And some sidestepped the question entirely. When I emailed the prolific voice-over coach Pat Fraley, he responded by telling me of an exchange he had years ago with the actor Ed Asner. Fraley had been “grousing” about the British actor Tim Curry being cast as an American for an audiobook series, when Asner stopped him. “I was upset that they got a Brit to do a Yank project,” Fraley wrote. “Ed interrupted with, ‘HEY… it’s acting.’”
When I asked him to clarify whether he shared the anecdote to express disapproval of the actors relinquishing their roles, he demurred. “I offered the anecdote as such, as it gave me a lesson,” he replied. “Nothing more and nothing less.”

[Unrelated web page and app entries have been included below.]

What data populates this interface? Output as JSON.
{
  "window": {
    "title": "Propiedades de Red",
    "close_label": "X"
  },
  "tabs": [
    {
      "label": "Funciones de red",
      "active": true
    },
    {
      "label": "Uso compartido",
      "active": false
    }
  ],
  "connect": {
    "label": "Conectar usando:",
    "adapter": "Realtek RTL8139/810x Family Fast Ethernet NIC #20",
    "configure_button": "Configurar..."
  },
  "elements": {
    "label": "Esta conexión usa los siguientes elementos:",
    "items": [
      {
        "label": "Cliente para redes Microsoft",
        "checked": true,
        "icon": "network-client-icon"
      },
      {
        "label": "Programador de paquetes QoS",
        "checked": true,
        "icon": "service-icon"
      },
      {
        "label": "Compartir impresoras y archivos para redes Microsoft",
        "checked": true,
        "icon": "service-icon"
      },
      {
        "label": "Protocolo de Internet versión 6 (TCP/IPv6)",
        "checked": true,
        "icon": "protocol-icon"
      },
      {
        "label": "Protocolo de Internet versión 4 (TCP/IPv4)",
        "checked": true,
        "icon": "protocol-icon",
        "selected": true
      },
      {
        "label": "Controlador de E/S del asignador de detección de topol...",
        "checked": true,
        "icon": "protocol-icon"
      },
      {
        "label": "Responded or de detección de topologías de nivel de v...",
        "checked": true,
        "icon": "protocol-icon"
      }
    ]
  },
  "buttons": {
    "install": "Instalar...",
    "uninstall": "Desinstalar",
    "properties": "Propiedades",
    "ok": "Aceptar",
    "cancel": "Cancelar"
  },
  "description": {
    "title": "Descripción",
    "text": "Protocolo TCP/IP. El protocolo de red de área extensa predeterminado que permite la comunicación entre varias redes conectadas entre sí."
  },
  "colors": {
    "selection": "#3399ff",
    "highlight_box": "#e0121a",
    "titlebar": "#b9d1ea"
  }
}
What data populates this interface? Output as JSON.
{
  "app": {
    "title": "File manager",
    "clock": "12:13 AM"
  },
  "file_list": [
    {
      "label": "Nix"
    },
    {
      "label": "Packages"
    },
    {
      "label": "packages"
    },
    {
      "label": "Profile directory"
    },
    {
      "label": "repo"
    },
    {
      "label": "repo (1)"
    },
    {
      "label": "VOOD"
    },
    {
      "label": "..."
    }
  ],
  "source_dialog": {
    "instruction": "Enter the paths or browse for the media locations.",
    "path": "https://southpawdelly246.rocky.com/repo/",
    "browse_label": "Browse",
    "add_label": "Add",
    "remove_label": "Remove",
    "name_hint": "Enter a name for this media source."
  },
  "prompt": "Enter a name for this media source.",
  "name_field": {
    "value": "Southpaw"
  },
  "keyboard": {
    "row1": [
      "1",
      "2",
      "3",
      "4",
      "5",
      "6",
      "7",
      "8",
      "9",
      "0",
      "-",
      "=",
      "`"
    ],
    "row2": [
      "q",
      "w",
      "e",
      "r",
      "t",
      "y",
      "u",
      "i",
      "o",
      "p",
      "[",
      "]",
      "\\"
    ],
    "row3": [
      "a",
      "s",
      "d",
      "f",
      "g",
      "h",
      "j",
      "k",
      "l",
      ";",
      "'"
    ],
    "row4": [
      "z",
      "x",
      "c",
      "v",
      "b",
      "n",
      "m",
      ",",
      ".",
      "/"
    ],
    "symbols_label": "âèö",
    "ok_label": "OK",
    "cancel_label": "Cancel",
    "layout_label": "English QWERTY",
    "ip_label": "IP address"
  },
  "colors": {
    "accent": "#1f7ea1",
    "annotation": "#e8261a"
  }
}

Voice acting has long been the Wild West of Hollywood. It’s a frontier where anyone can stake a claim to roles of any kind, be they human or animal or alien or inanimate object. And in recent years, it’s become easier than ever to do so if they have the right skills. (During the coronavirus pandemic, it’s been one of the few sources of income for actors.) Lamontagne told me she has often recruited nonactors, such as musicians, athletes, politicians, and business moguls. “I mean, anybody can play a scissor, you know?” she quipped.